_Task prompt_
Your reply should contain every record, restated word for word.

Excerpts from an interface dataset
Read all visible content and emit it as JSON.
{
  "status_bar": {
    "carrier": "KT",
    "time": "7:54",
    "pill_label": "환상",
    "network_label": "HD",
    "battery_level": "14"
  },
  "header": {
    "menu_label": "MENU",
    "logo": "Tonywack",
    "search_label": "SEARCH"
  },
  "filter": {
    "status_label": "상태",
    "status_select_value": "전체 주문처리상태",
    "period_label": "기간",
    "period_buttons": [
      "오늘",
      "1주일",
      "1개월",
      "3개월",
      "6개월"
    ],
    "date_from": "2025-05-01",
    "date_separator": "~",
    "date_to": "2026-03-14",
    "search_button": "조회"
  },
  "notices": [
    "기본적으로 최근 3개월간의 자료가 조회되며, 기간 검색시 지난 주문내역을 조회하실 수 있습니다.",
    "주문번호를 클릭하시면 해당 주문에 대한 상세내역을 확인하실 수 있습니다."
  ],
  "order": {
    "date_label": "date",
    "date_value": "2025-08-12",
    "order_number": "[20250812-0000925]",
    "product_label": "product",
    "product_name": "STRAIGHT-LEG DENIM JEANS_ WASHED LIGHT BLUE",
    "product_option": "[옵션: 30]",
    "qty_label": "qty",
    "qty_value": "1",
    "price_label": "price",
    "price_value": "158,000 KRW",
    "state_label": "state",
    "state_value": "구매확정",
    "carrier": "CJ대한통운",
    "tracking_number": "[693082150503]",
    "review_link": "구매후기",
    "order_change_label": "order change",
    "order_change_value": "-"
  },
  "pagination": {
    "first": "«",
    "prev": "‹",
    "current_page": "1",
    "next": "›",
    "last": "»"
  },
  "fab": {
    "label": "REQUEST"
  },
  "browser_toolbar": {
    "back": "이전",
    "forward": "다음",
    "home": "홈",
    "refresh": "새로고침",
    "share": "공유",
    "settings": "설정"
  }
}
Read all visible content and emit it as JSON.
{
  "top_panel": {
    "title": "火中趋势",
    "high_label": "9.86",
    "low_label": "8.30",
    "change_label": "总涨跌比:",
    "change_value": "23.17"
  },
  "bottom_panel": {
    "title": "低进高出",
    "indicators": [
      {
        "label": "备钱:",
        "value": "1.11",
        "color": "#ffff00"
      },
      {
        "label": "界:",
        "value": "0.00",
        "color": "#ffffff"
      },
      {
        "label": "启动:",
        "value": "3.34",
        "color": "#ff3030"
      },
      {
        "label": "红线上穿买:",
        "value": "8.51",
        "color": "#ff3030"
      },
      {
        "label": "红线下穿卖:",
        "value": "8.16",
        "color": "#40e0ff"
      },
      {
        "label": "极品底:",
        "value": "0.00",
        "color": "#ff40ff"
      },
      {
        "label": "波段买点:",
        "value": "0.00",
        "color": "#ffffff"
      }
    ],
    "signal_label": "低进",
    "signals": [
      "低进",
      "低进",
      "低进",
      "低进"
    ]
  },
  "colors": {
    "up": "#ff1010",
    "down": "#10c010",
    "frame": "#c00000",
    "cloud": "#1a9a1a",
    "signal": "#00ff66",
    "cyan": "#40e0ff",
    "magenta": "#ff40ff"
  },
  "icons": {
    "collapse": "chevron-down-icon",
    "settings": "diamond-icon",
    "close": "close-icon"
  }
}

_Your response_
Read all visible content and emit it as JSON.
{
  "status_bar": {
    "carrier": "KT",
    "time": "7:54",
    "pill_label": "환상",
    "network_label": "HD",
    "battery_level": "14"
  },
  "header": {
    "menu_label": "MENU",
    "logo": "Tonywack",
    "search_label": "SEARCH"
  },
  "filter": {
    "status_label": "상태",
    "status_select_value": "전체 주문처리상태",
    "period_label": "기간",
    "period_buttons": [
      "오늘",
      "1주일",
      "1개월",
      "3개월",
      "6개월"
    ],
    "date_from": "2025-05-01",
    "date_separator": "~",
    "date_to": "2026-03-14",
    "search_button": "조회"
  },
  "notices": [
    "기본적으로 최근 3개월간의 자료가 조회되며, 기간 검색시 지난 주문내역을 조회하실 수 있습니다.",
    "주문번호를 클릭하시면 해당 주문에 대한 상세내역을 확인하실 수 있습니다."
  ],
  "order": {
    "date_label": "date",
    "date_value": "2025-08-12",
    "order_number": "[20250812-0000925]",
    "product_label": "product",
    "product_name": "STRAIGHT-LEG DENIM JEANS_ WASHED LIGHT BLUE",
    "product_option": "[옵션: 30]",
    "qty_label": "qty",
    "qty_value": "1",
    "price_label": "price",
    "price_value": "158,000 KRW",
    "state_label": "state",
    "state_value": "구매확정",
    "carrier": "CJ대한통운",
    "tracking_number": "[693082150503]",
    "review_link": "구매후기",
    "order_change_label": "order change",
    "order_change_value": "-"
  },
  "pagination": {
    "first": "«",
    "prev": "‹",
    "current_page": "1",
    "next": "›",
    "last": "»"
  },
  "fab": {
    "label": "REQUEST"
  },
  "browser_toolbar": {
    "back": "이전",
    "forward": "다음",
    "home": "홈",
    "refresh": "새로고침",
    "share": "공유",
    "settings": "설정"
  }
}
Read all visible content and emit it as JSON.
{
  "top_panel": {
    "title": "火中趋势",
    "high_label": "9.86",
    "low_label": "8.30",
    "change_label": "总涨跌比:",
    "change_value": "23.17"
  },
  "bottom_panel": {
    "title": "低进高出",
    "indicators": [
      {
        "label": "备钱:",
        "value": "1.11",
        "color": "#ffff00"
      },
      {
        "label": "界:",
        "value": "0.00",
        "color": "#ffffff"
      },
      {
        "label": "启动:",
        "value": "3.34",
        "color": "#ff3030"
      },
      {
        "label": "红线上穿买:",
        "value": "8.51",
        "color": "#ff3030"
      },
      {
        "label": "红线下穿卖:",
        "value": "8.16",
        "color": "#40e0ff"
      },
      {
        "label": "极品底:",
        "value": "0.00",
        "color": "#ff40ff"
      },
      {
        "label": "波段买点:",
        "value": "0.00",
        "color": "#ffffff"
      }
    ],
    "signal_label": "低进",
    "signals": [
      "低进",
      "低进",
      "低进",
      "低进"
    ]
  },
  "colors": {
    "up": "#ff1010",
    "down": "#10c010",
    "frame": "#c00000",
    "cloud": "#1a9a1a",
    "signal": "#00ff66",
    "cyan": "#40e0ff",
    "magenta": "#ff40ff"
  },
  "icons": {
    "collapse": "chevron-down-icon",
    "settings": "diamond-icon",
    "close": "close-icon"
  }
}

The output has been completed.